Russ Feingold (D-Wisc.) pushed both Crocker and Petraeus to disentangle Iraq from Al Qaeda. Neither enjoyed it. Indeed, when he asked Petraeus for his thoughts, the general quietly told Crocker, “Go ahead.”
Crocker led with a crock. “Al Qaeda [was] well on its way to have the kind of base or save haven, unthreatened, to do the kind of strategic planning against us here,” he said. There’s no evidence for that. None.
Petraeus: “I think it’s important to remember what Zawahiri and Osama bin Laden have repeatedly stated that the central front of their global war of terror is in Iraq.” Stop right there, Feingold said: isn’t their safe haven in Pakistan more significant? “I believe that, I go with our intelligence analysts because our focus is in Iraq.”

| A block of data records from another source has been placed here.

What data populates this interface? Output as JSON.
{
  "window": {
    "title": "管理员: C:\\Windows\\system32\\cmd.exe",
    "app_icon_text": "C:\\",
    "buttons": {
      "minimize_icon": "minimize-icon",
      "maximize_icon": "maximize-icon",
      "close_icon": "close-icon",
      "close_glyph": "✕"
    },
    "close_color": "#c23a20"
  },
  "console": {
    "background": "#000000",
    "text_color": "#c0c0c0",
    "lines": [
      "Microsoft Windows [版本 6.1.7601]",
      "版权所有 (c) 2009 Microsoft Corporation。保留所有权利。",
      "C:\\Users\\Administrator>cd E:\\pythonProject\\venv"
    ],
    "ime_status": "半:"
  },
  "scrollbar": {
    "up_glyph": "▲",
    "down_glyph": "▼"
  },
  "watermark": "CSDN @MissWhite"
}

Feingold knows very well it’s unfair to ask Petraeus questions above the general’s pay grade — or maybe it’s not, since the general has occasionally today waded into the territory of national strategy. But Feingold kept pressing him to make a judgment about overall national security, rather than Iraq, in order to get Petraeus to say the war is a sideshow. And there he ended up making his point: referencing the 2004 bin Laden speech that secured Bush’s reelection, Feingold pointed out that Al Qaeda wants to bankrupt the U.S. by entangling it in Iraq, much as its Afghan allies in the 1980s did to the Soviet Union.